__TASK ITEM__. Count the lines in the data below that have "Limit" in them, and reply with only that number.

__LISTED ENTRIES__.

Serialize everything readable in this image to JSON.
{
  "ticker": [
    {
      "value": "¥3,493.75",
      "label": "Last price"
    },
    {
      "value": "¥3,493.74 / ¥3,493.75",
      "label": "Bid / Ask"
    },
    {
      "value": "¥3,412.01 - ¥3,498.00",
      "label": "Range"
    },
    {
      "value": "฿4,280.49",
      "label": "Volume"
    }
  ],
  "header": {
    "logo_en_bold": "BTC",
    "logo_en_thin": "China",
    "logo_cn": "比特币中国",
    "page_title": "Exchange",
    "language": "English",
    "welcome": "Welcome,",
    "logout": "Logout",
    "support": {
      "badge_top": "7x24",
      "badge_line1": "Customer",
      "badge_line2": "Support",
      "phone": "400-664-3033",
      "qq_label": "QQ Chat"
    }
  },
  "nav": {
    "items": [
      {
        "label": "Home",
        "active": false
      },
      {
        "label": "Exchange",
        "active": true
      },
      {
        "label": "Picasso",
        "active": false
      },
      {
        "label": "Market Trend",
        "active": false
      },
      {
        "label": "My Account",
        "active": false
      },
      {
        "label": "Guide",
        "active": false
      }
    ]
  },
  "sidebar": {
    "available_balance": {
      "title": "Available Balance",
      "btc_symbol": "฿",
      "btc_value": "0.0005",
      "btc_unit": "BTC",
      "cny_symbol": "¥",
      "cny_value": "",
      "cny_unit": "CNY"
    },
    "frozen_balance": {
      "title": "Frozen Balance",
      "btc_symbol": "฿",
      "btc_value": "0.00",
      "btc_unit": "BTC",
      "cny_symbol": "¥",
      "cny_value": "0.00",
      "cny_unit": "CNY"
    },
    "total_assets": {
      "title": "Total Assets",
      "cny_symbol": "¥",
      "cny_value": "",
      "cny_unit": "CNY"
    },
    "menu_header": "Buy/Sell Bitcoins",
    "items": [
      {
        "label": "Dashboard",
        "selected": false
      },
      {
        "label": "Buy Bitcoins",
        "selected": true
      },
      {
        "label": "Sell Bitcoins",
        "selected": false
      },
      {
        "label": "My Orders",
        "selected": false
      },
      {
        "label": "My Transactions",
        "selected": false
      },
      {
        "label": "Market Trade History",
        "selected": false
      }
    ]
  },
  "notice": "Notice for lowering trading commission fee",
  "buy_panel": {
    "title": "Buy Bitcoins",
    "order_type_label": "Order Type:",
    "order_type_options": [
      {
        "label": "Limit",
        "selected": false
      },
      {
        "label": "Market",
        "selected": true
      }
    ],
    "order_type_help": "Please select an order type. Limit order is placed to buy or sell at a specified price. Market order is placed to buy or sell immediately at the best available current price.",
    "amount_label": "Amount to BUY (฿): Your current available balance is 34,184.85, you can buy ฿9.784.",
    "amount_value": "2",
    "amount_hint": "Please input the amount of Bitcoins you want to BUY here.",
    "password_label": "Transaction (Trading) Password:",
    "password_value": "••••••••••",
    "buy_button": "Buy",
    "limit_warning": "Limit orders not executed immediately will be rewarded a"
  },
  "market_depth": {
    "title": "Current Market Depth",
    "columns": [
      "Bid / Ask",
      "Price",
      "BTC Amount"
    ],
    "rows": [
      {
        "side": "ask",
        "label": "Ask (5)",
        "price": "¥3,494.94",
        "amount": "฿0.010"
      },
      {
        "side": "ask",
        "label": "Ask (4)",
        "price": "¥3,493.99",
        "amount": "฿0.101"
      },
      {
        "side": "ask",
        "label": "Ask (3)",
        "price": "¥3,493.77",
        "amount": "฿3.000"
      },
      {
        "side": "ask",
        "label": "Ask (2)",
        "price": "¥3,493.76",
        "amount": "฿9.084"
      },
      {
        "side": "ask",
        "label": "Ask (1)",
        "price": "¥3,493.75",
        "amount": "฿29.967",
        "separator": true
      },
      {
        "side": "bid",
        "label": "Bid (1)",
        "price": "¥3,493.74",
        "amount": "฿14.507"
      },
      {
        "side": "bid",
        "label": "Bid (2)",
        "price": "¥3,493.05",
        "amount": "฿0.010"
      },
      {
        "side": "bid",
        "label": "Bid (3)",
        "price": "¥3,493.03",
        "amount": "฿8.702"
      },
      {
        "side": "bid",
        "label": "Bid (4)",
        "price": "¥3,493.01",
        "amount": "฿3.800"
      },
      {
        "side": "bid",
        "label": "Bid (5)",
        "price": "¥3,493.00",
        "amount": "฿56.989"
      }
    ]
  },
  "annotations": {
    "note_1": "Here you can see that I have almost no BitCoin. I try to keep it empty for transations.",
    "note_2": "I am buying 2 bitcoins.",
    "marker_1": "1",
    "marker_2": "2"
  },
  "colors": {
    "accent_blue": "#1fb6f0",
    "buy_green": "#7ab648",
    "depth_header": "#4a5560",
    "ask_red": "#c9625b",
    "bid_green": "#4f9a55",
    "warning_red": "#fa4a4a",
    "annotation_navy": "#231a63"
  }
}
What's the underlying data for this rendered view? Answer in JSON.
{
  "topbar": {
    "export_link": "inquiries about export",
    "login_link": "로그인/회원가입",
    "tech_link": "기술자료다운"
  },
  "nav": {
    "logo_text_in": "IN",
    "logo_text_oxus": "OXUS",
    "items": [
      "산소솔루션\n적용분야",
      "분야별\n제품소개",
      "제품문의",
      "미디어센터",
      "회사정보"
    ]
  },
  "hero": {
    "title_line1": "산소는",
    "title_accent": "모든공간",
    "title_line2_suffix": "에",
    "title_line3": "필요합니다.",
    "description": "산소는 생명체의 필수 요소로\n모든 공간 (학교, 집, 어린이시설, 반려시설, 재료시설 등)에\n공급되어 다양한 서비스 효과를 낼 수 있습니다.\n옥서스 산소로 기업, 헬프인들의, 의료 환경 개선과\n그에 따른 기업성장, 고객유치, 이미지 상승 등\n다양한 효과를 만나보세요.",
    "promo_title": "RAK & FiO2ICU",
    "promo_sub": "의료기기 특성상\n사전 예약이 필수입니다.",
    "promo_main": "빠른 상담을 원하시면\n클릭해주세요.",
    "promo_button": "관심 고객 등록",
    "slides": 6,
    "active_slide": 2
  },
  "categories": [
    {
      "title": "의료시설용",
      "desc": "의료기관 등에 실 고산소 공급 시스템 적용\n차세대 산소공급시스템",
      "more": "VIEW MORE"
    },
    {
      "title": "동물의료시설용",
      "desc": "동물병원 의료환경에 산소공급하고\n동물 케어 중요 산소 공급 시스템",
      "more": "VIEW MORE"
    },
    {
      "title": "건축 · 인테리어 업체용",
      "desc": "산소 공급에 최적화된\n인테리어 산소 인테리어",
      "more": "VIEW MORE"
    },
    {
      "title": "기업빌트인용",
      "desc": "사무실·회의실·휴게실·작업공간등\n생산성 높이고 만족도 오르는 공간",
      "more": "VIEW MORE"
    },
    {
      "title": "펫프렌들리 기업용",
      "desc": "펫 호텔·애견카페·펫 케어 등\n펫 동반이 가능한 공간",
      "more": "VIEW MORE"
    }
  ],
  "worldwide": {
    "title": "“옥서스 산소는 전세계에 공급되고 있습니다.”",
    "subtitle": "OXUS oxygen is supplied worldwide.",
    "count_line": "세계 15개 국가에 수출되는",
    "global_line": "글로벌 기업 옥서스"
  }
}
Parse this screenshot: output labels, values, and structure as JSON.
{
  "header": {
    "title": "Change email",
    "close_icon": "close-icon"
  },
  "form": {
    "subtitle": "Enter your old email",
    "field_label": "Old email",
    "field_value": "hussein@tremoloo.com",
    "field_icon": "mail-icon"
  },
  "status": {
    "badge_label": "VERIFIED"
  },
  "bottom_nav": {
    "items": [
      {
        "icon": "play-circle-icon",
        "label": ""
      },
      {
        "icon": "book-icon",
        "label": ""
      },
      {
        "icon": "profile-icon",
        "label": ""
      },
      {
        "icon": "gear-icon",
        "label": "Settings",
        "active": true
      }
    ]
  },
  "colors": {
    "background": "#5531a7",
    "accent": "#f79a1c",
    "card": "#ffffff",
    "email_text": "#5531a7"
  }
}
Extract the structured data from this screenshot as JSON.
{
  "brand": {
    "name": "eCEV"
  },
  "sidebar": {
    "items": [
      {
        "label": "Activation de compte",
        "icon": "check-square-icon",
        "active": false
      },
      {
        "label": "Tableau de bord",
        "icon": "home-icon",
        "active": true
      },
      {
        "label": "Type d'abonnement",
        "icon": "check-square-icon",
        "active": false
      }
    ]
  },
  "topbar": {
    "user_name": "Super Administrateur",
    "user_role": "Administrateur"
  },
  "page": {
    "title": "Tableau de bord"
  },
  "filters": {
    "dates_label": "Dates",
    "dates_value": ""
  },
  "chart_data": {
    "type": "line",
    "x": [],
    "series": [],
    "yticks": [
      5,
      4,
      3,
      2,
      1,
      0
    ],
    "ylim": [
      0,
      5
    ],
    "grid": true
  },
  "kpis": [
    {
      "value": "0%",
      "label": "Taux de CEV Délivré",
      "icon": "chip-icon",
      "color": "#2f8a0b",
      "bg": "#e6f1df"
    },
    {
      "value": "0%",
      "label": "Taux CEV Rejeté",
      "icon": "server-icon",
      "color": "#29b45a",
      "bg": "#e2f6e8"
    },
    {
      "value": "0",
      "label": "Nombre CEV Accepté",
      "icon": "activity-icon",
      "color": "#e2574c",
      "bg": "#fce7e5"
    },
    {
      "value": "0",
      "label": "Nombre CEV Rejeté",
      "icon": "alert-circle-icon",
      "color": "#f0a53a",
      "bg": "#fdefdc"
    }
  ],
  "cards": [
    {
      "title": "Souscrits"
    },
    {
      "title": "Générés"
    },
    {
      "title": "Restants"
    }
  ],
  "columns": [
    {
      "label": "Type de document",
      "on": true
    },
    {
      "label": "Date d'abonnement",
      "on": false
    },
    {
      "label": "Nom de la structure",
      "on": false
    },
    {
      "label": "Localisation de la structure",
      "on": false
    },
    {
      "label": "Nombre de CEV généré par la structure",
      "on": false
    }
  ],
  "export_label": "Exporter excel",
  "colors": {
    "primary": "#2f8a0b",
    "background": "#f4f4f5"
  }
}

__FINISHED EXERCISE__. 3